What you are asked to do
Show all lines of the entries in which the word "this" is found.

[Entries from a dataset of interfaces]
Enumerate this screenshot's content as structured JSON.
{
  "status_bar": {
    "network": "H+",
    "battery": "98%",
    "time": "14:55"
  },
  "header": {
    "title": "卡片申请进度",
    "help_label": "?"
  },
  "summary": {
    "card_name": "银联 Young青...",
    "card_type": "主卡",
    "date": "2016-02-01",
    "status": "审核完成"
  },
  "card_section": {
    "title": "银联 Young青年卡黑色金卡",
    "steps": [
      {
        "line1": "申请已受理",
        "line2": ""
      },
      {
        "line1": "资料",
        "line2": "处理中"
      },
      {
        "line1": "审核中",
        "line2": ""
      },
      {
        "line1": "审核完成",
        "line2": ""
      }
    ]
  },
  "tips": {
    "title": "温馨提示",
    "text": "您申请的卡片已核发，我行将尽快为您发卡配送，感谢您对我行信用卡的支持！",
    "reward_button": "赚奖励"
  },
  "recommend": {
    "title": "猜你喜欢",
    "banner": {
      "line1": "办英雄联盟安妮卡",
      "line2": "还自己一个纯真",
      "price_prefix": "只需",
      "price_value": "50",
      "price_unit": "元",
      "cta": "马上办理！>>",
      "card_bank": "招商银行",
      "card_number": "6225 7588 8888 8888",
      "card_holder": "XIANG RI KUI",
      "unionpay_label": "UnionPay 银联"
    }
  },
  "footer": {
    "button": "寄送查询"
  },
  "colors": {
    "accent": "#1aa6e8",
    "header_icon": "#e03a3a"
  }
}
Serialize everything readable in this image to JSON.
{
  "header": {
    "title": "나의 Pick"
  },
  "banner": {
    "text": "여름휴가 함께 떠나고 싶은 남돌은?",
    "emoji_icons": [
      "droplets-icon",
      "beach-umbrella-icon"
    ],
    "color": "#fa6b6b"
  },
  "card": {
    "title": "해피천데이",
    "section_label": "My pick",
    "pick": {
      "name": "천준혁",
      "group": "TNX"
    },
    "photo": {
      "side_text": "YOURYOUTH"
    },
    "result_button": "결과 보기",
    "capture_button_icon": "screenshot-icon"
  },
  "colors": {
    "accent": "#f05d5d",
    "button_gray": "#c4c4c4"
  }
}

Result of the task
Enumerate this screenshot's content as structured JSON.
Serialize everything readable in this image to JSON.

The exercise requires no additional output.